Despite their local origins, we rarely see these early Premier solid-bodies. It is not sure exactly where they were actually made. Some claim they were also the product of the United Guitar factory in Jersey City, while others point to the old Strad-O-line workshop on 17th street and 7th avenue in Manhattan, also used by Sorkin. Wherever it was birthed, this is the nicest example of a 1950s "scroll guitar" we have ever had, in the rare "Western" finish with the additional advantage of the factory Bigsby tailpiece and bridge. These models were built into the mid-'60s, but later examples were assembled from imported parts and have neither the quality nor class of the first models. This is a wonderful and historic guitar, and has remained here in the New York area since its birth in 1959!
 
Overall length is 37 9/16 in. (95.4 cm.), 12 5/8 in. (32.1 cm.) wide at lower bout. Scale length is 24 1/2 in. (622 mm.). Width of nut is 1 11/16 in. (43 mm.).

This Premier is a very clean and all-original example -- actually, the nicest of these that has ever graced our threshold! It is fresh out of a Brooklyn basement where the original owner's family had it carefully laid away for many years after his passing. Fortunately this period of storage had no ill effects on the guitar; it shows neither moisture nor dryness damage. In fact, when we opened the case it was still strung with enormously heavy 1950s flat wound strings -- and was pretty much in tune!

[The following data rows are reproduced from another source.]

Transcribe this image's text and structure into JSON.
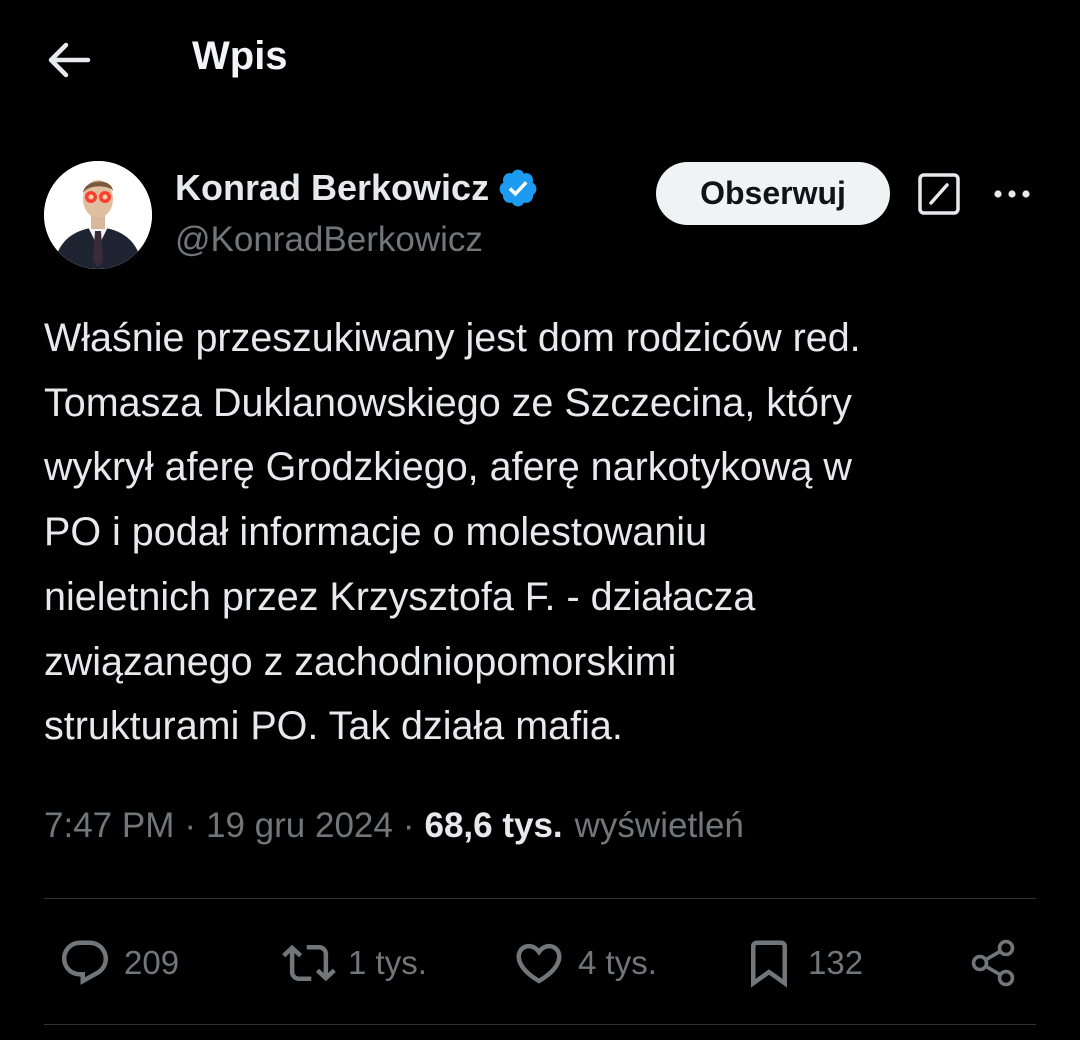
{
  "header": {
    "back_icon": "arrow-left-icon",
    "title": "Wpis"
  },
  "author": {
    "name": "Konrad Berkowicz",
    "handle": "@KonradBerkowicz",
    "verified_icon": "verified-badge-icon",
    "verified_color": "#1d9bf0"
  },
  "actions_top": {
    "follow_label": "Obserwuj",
    "grok_icon": "grok-icon",
    "more_icon": "more-horizontal-icon"
  },
  "tweet": {
    "text": "Właśnie przeszukiwany jest dom rodziców red.\nTomasza Duklanowskiego ze Szczecina, który\nwykrył aferę Grodzkiego, aferę narkotykową w\nPO i podał informacje o molestowaniu\nnieletnich przez Krzysztofa F. - działacza\nzwiązanego z zachodniopomorskimi\nstrukturami PO. Tak działa mafia."
  },
  "meta": {
    "time": "7:47 PM",
    "separator": "·",
    "date": "19 gru 2024",
    "views_count": "68,6 tys.",
    "views_label": "wyświetleń"
  },
  "actions": {
    "reply": {
      "icon": "reply-icon",
      "count": "209"
    },
    "retweet": {
      "icon": "retweet-icon",
      "count": "1 tys."
    },
    "like": {
      "icon": "heart-icon",
      "count": "4 tys."
    },
    "bookmark": {
      "icon": "bookmark-icon",
      "count": "132"
    },
    "share": {
      "icon": "share-icon"
    }
  },
  "colors": {
    "background": "#000000",
    "text_primary": "#e7e9ea",
    "text_secondary": "#71767b",
    "follow_bg": "#eff3f4",
    "divider": "#2f3336"
  }
}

The only repair is that the sides of the headstock have been re-bound, the original celluloid strips having shrunk up and pretty much peeled off, as is sadly common with New York-made guitars of this period. The rest of the binding is amazingly intact with just a few light spots of shrinkage and no deterioration. The finish shows small dings and dents but no major wear, with some buckle wear on the back into but not through the lacquer, and light pickmarks on the upper bout by the trademark scroll. The gold plating is still shiny with light wear and actually appears to be much better quality than, say, Gretsch would have used!

This guitar is a better player than most of these; the rosewood neck has stayed straighter than many and the frets show only minimal wear. The pickups have a distinct sonic character not unlike a brighter P-90; combined with the big solid rosewood neck, they produce a rip-roaring growl when cranked. Most of these Premiers have a simple wooden bridge, so the metal Bigsby unit is definitely a tonal advantage to this particular guitar. We couldn't ask for a much better original example of a 1950s Premier, complete in the original Sorkin hard-shell rectangular case, which is also quite well-preserved. Excellent + Condition.